Professor Jonathan Spence

The 60th anniversary Reith Lectures take China as their subject, and are given by the eminent historian Professor Jonathan Spence.

Each of the lectures will be available after broadcast to listen again or download.

Lecture 1: Confucian Ways

Recorded at the British Library, London, broadcast on 03 June 2008.



臺 大前校長陳維昭教授、臺大教務總務學務三長及主任秘書、臺大醫學院、醫


















宏觀而開擴、因智慧而具創意。
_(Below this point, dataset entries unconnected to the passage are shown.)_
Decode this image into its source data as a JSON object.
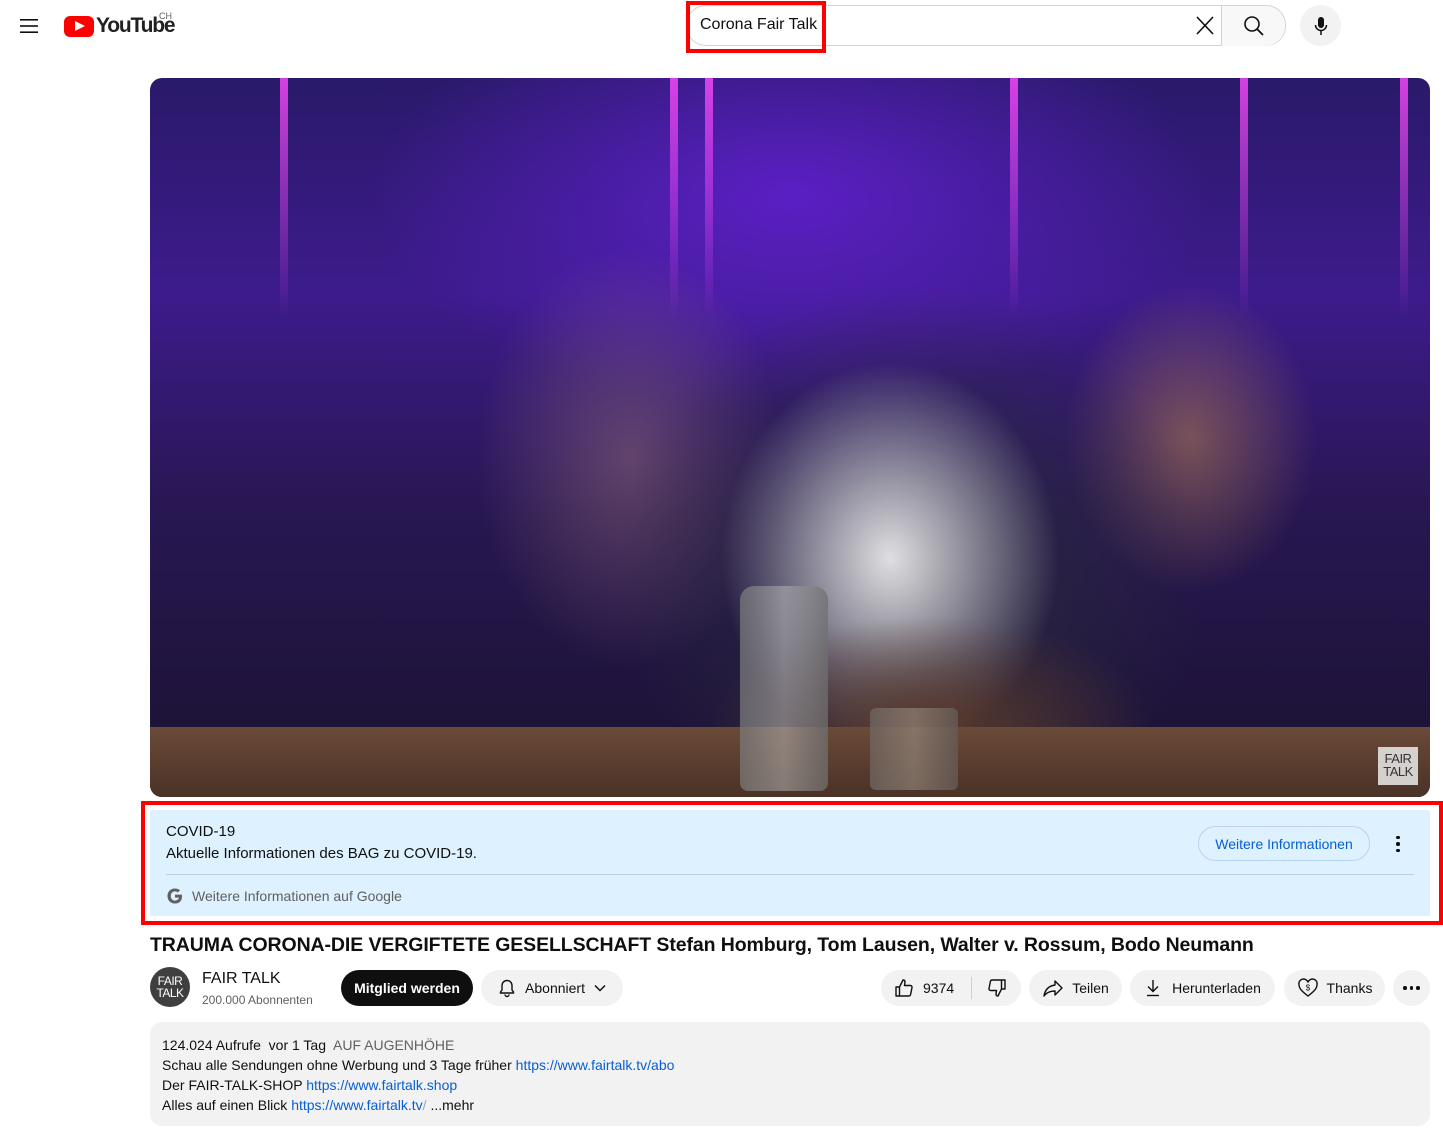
{
  "header": {
    "logo_text": "YouTube",
    "country": "CH",
    "search": {
      "value": "Corona Fair Talk"
    }
  },
  "video": {
    "watermark": "FAIR TALK"
  },
  "info_panel": {
    "title": "COVID-19",
    "subtitle": "Aktuelle Informationen des BAG zu COVID-19.",
    "button_label": "Weitere Informationen",
    "google_link": "Weitere Informationen auf Google"
  },
  "title": "TRAUMA CORONA-DIE VERGIFTETE GESELLSCHAFT Stefan Homburg, Tom Lausen, Walter v. Rossum, Bodo Neumann",
  "channel": {
    "avatar_text": "FAIR TALK",
    "name": "FAIR TALK",
    "subscribers": "200.000 Abonnenten",
    "member_label": "Mitglied werden",
    "subscribed_label": "Abonniert"
  },
  "actions": {
    "likes": "9374",
    "share": "Teilen",
    "download": "Herunterladen",
    "thanks": "Thanks"
  },
  "description": {
    "views": "124.024 Aufrufe",
    "age": "vor 1 Tag",
    "hashtag": "AUF AUGENHÖHE",
    "line1_text": "Schau alle Sendungen ohne Werbung und 3 Tage früher ",
    "line1_link": "https://www.fairtalk.tv/abo",
    "line2_text": "Der FAIR-TALK-SHOP ",
    "line2_link": "https://www.fairtalk.shop",
    "line3_text": "Alles auf einen Blick ",
    "line3_link": "https://www.fairtalk.tv",
    "line3_faded": "/",
    "more": "...mehr"
  },
  "colors": {
    "brand_red": "#ff0000",
    "link_blue": "#065fd4",
    "info_bg": "#def1ff",
    "highlight_red": "#ff0000"
  }
}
而領導人應具有如奇異公司總裁Jack Welch所









The city’s chief crane inspector was arrested on Friday and charged with taking bribes to allow cranes to pass inspection, the authorities said. He was also accused of taking money from a crane company that sought to ensure that its employees would pass the required licensing exam.


【黃敬平、蔡文英╱綜合報導】美國空軍陸續傳出核武烏龍事件,今年3月爆發2006年誤將核彈引信當直升機電池寄 到台灣、去年8月一架B-52轟炸機組員在不知情下,攜帶6枚裝有核彈頭的巡弋飛彈飛越美國等,美國防部長蓋茲前天表示,這兩大錯誤,動搖了美國控制核武 的信心,罕見地開除空軍文職和軍職兩首長──部長韋恩和參謀長莫斯利。

蓋茲(Robert Gates)表示,據國防部調查結果,誤將核彈頭引信寄到台灣一事,將有「為數可觀」將、校級人員面臨紀律懲處。他要求空軍部長韋恩(Michael Wynne)和空軍參謀長莫斯利(T. Michael Moseley)辭職,並已收到職呈。
蓋茲指,這兩起失誤是空軍對核子任務的標準和專注已敗壞的象徵,尤其4箱義勇兵洲際飛彈彈頭零件誤寄台灣事件讓他忍無可忍,因此決定「開鍘」辦人。他會向布希總統(George W.Bush)建議繼任人選。
蓋茲還要求國防部前部長斯勒辛格(James Schlesinger)率領特別小組,就整頓空軍組織和改善核武管控所需改革提出建議。